PROBLEM DETAILS
Lines in the listing below may contain the word "this". State how many do, and nothing more.

RAW DATA

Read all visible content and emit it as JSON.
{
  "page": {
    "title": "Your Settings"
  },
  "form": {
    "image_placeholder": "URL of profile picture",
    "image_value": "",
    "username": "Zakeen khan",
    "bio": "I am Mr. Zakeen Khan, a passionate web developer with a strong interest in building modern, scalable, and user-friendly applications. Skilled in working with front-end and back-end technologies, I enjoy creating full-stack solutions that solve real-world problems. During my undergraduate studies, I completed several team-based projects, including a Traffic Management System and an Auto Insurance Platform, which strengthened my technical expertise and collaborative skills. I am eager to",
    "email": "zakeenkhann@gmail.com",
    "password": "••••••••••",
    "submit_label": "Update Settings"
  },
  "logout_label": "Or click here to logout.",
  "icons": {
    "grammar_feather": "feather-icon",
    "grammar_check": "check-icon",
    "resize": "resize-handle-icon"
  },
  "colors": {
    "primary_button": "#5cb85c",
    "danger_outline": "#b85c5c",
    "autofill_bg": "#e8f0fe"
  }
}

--

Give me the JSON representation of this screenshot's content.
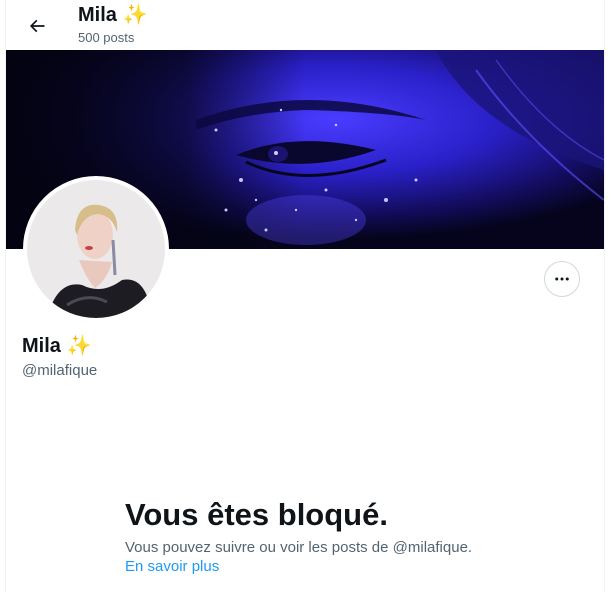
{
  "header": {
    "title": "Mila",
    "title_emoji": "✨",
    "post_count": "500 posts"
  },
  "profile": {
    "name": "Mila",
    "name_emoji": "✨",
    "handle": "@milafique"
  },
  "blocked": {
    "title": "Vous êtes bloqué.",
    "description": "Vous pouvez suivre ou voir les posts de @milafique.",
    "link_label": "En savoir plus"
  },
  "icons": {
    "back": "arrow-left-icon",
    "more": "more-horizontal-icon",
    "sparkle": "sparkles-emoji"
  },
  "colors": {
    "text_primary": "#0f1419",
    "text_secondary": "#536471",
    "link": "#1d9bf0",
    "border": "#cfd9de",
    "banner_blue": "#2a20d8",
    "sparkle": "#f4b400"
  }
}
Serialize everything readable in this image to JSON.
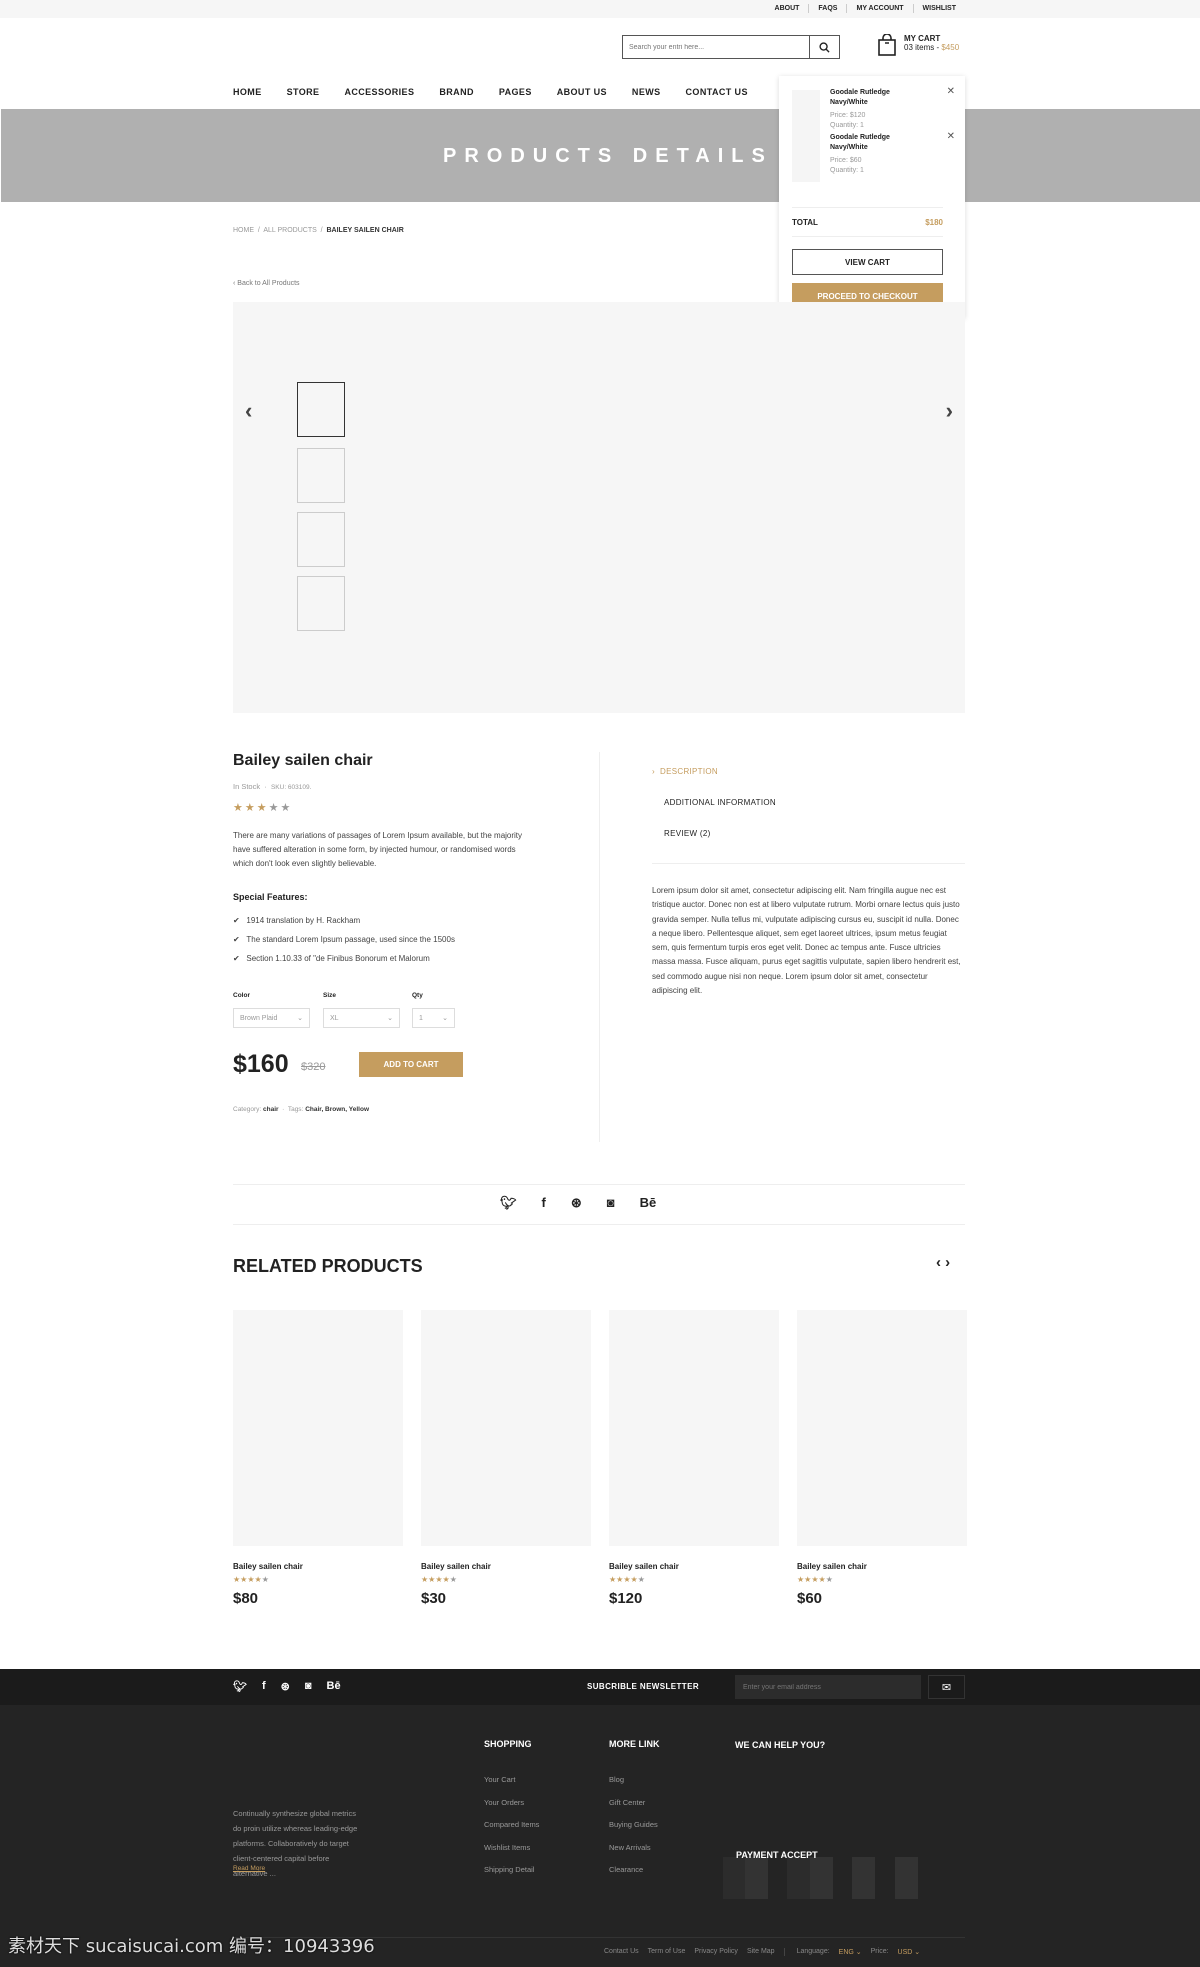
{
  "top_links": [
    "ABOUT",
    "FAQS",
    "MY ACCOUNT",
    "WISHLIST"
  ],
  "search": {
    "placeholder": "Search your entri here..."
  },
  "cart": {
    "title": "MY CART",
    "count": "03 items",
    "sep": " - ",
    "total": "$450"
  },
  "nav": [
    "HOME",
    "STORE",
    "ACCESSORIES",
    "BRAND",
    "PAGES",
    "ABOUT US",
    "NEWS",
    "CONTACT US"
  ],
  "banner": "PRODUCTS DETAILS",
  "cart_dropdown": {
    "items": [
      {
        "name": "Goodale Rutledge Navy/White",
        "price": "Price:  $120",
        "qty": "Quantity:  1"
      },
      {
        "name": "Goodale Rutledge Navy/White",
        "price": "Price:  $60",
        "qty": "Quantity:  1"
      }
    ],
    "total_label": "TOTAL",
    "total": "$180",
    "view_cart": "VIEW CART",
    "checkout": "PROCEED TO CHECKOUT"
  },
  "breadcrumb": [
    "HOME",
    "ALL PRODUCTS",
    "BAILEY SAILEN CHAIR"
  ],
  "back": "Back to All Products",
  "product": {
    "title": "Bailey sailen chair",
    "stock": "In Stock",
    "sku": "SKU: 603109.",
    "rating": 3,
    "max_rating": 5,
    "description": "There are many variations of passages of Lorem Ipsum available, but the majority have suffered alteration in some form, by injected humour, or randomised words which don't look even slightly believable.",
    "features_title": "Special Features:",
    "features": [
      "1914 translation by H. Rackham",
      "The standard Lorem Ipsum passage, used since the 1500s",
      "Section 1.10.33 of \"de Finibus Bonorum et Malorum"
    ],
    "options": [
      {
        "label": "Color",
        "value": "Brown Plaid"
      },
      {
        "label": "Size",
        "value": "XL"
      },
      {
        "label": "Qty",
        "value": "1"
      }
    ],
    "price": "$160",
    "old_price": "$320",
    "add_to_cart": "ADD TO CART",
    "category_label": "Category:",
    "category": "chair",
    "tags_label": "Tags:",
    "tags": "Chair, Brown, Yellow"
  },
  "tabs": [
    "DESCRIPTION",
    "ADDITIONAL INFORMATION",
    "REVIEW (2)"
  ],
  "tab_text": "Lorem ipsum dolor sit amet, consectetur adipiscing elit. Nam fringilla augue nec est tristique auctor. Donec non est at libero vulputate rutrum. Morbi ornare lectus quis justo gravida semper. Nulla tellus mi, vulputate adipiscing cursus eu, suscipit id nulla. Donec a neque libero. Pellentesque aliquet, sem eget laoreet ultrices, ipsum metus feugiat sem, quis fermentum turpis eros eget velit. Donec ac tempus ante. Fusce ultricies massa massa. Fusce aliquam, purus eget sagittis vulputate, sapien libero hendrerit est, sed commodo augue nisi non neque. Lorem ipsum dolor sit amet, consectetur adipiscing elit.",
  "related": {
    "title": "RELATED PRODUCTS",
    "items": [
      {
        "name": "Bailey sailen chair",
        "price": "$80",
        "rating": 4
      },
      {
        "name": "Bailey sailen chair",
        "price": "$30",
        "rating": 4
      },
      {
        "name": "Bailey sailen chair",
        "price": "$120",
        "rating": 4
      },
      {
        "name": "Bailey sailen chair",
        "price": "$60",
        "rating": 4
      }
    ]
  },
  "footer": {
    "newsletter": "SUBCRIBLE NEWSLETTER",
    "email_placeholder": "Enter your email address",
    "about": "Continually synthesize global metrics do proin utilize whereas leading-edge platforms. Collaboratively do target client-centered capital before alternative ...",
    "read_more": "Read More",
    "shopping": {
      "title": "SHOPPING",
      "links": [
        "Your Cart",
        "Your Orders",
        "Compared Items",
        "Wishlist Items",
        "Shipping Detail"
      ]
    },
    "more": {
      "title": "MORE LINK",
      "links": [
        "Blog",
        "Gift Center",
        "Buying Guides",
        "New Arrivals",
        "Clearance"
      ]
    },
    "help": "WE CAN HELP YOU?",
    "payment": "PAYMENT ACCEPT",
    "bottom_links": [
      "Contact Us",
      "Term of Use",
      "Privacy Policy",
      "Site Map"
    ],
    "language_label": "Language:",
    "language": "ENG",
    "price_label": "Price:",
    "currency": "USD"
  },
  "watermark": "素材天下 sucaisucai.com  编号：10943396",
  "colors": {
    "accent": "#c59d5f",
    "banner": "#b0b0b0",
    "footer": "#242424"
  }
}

REPLY TO THE TASK
2